Britain lifted a production ban on the huge Rhum North Sea gas field, co-owned by BP and the Iranian Oil Company, to prevent any damage to the environment and the field after it shut in 2010 due to EU sanctions on Iranian firms, Reuters reported.
The energy ministry said on Tuesday it was allowing the restart to prevent permanent damage to the high-pressure, high-temperature field, which was not designed to remain shut permanently.
"The government supports restarting production at Rhum, which is necessary to avoid potential environmental damage and to prevent the possible destruction of the value of the field," the ministry said in a statement.
The Rhum gas field was contributing around 4 percent to UK gas production in October 2010 before its shutdown. It started pumping gas in December 2005 and cost 350 million pounds ($565.6 million) to build.
BP said it was too early to say when production at the field could restart.

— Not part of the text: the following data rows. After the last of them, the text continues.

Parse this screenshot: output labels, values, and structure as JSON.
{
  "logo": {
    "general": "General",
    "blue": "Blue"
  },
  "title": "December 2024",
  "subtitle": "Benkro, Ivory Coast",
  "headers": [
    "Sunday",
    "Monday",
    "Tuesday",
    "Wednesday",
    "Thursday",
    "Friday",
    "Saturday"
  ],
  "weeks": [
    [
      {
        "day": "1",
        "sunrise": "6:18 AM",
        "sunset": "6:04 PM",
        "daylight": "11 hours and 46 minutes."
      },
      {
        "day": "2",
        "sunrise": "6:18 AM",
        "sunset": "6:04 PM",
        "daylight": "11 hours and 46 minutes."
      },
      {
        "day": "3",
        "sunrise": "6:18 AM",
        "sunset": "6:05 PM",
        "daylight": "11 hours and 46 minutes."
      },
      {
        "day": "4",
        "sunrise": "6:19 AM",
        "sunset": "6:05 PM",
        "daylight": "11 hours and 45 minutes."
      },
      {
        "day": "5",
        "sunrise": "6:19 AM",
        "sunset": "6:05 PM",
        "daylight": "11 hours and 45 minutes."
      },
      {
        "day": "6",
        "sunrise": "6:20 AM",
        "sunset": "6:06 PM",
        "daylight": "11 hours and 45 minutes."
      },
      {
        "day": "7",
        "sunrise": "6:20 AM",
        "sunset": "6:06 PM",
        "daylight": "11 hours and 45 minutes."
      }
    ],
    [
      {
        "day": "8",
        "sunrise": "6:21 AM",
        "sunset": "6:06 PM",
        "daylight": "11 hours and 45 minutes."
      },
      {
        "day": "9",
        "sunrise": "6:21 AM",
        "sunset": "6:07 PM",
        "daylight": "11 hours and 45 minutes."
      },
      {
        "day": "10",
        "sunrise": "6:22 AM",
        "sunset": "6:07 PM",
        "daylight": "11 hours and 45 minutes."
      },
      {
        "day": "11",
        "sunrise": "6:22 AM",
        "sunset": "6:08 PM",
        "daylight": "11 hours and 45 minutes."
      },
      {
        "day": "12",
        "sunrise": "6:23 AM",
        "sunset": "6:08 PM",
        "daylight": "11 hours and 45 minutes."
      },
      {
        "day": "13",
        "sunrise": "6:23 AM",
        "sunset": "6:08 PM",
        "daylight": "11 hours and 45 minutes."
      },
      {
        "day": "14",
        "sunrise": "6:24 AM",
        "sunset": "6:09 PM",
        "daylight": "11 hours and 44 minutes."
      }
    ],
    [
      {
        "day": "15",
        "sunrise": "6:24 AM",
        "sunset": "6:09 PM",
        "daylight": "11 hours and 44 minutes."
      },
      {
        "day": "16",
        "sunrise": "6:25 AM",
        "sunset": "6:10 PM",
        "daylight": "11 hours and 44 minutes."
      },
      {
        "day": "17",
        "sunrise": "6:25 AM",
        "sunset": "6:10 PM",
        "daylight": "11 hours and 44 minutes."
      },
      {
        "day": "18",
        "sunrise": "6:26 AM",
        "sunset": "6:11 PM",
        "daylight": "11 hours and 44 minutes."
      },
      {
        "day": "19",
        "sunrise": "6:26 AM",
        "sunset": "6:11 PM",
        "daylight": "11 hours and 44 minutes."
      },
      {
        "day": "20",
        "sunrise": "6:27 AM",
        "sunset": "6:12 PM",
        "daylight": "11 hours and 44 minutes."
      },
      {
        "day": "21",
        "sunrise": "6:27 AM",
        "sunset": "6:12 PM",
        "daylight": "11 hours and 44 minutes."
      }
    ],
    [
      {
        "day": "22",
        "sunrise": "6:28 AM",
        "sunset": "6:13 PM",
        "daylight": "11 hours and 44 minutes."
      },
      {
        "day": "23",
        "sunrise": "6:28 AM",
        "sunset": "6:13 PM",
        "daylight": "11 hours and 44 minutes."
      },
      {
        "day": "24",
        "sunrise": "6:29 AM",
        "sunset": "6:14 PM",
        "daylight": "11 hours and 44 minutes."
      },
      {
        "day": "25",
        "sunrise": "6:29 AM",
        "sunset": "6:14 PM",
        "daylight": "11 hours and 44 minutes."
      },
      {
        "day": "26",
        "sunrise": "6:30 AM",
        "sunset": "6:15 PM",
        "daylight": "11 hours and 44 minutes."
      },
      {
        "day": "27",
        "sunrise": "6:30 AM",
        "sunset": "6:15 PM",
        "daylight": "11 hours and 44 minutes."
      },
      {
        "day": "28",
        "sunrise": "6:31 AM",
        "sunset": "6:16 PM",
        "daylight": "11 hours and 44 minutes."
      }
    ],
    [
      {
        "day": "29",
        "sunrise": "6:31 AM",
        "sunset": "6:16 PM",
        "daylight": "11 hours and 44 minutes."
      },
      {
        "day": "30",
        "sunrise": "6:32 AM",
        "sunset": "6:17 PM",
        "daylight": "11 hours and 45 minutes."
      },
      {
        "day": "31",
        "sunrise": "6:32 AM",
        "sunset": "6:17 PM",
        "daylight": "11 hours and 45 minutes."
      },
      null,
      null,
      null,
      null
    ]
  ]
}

"We look forward to receiving final authorisation over the next few weeks, which will enable us to start work towards restarting the field," a BP spokesman said.
EU sanctions against Iranian companies, including the IOC, are still in place, and the UK government said the IOC's revenue from gas sales at Rhum will be placed into a frozen account.
The European Union and United States imposed sanctions on Iranian companies three years ago, alleging that Iran is trying to develop nuclear weapons. Tehran says its research has purely peaceful, civilian aims.